Middle School (6-8)
High School (9-12)
After being bullied for his small size and pitch of his voice, DeMonte Smith decided to join Safe School Ambassadors at his middle school to reduce the amount of bullying he saw at his school. Safe School Ambassadors, a program of Community Matters, uses the social skills of influential students to create positive change in schools.
This lesson addresses the following SEL strategies. You can have students look for these issues and examine them in themselves.
- Self-awareness: DeMonte learns to manage his feelings of rejection after he was picked on for hanging out with girls and having a high voice. He realizes he did not need to let other people define him.
- Self-management: DeMonte says, “Safe School Ambassadors changed me.” He learns to turn his negative experiences into a way to help others and change his view of himself.
- Social awareness: The Safe School Ambassadors are aware of mistreatment among their peers and how to make a difference by turning peer pressure around and getting everyone to improve the school culture and climate.
- Relationship skills: DeMonte says that he wants to help students feel they have somebody to come to if they need help.
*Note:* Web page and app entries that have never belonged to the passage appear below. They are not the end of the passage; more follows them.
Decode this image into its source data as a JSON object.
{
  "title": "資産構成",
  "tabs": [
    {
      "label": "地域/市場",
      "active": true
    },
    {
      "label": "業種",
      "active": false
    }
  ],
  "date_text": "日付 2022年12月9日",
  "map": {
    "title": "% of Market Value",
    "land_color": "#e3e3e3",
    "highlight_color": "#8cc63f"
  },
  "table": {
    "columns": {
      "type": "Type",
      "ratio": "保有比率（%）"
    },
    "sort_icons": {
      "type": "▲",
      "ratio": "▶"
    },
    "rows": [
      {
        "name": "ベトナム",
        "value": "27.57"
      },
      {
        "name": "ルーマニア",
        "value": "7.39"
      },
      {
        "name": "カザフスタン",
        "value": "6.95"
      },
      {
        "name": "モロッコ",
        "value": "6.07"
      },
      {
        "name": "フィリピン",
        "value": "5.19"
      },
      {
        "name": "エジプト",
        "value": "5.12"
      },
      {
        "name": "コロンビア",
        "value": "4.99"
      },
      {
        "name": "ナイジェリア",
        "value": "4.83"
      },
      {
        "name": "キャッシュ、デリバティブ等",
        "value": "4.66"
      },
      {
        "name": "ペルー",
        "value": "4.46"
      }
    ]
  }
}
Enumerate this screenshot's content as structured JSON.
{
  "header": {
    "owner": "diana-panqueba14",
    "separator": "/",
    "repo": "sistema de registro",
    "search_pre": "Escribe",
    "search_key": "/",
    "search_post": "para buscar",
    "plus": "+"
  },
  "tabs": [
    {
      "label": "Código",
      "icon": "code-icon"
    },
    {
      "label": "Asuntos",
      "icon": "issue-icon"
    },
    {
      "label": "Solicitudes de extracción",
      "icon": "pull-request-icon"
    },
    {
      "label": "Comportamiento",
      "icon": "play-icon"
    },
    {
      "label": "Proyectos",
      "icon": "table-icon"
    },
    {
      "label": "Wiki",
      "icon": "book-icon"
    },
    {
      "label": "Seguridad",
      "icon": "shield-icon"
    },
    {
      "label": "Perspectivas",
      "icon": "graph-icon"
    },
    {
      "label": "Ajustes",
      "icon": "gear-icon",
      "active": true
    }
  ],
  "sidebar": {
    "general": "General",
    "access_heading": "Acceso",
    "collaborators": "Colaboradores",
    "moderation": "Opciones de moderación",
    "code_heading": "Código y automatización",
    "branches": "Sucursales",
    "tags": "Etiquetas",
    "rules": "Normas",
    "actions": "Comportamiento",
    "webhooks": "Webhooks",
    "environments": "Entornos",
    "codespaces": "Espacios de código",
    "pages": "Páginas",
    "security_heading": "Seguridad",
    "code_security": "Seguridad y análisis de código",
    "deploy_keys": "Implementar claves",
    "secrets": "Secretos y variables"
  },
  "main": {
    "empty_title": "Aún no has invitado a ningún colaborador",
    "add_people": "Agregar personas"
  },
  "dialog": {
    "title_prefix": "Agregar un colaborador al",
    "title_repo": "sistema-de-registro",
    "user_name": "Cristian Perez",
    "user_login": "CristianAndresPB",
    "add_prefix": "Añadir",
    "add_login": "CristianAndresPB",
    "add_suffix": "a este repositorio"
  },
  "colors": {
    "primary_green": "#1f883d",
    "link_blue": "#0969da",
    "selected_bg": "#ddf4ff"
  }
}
He also encourages other students to get involved.
- Responsible decision-making: Students are trying to “help people now.”
1. Prior to showing the video, briefly explain the primary themes of the video. Use some or all of the following questions (include at least one writing prompt):
- How are students influenced by other students? Can you think of some examples of negative influences? How about positive influences?
- Why do you think some students bully others? Can you think of examples of bullying where a student was trying to impress his or her peers?
- If one of your friends bullied another student to impress you, what could you do?
- Have you ever heard students called gay or teased about not fitting into the stereotypes of a boy or girl?
- What kinds of student leadership activities can change to make a school a place where everyone belongs?
2. After watching the video, engage students in a dialogue about the film using some or all of the following questions (include at least one writing prompt).
- What are some problems that DeMonte Smith had to face at school? How did he overcome them? Do you see some of these issues in your school?
- DeMonte Smith became a Safe School Ambassador and helped out many students who felt bullied.Would you ever consider becoming a leader who helps students who are bullied in your school? What are some things you could do?
- One problem with bullying is that too many people become bystanders. How can you stand up against bullying like DeMonte did?
- In the film, it states there is an increasing culture of “mean-spirited behavior.” Can you think of any examples of that in your school or in the world? Do you agree with that statement? Why or why not?
- DeMonte states, “You guys should do this, its gonna be good for you.” He also said, “If I know I’m making a change, then I know I’m helping people.” How did he influence the other students? What change can you make?
- What are some ways to make a more positive culture at school?
- The film ends with the quote from the Lorax, “Unless someone like you cares a whole awful lot, things are not going to get better, they’re NOT!” What do you think that means? Do you agree? Why or why not?
1. Have the students create a survey about the school climate and bullying at the school. Have them administer the survey and analyze the results. Brainstorm ways to shift the school culture to make it more positive. Divide into groups and try out some of the activities.
2. Do a research project on leadership. Identify the qualities of a good leader. Have students find examples of youth leaders. Make posters for the different leaders and indicate their positive leadership qualities.
3. Brainstorm the ways that peer pressure can influence students. Brainstorm ways to stand up to peer pressure. Have the students write stories about how to be strong in the face of peer pressure.
4. Learn more about how students are teased and bullied about being gay or when kids think they are gay. Go to the GLSEN.org website and review some of the research. Find out ways that schools have worked to make campuses safe for all students and free from bullying or teasing about being gay. (This activity is for secondary students.)
Written by: Michael Ruiz and Becki Cohn-Vargas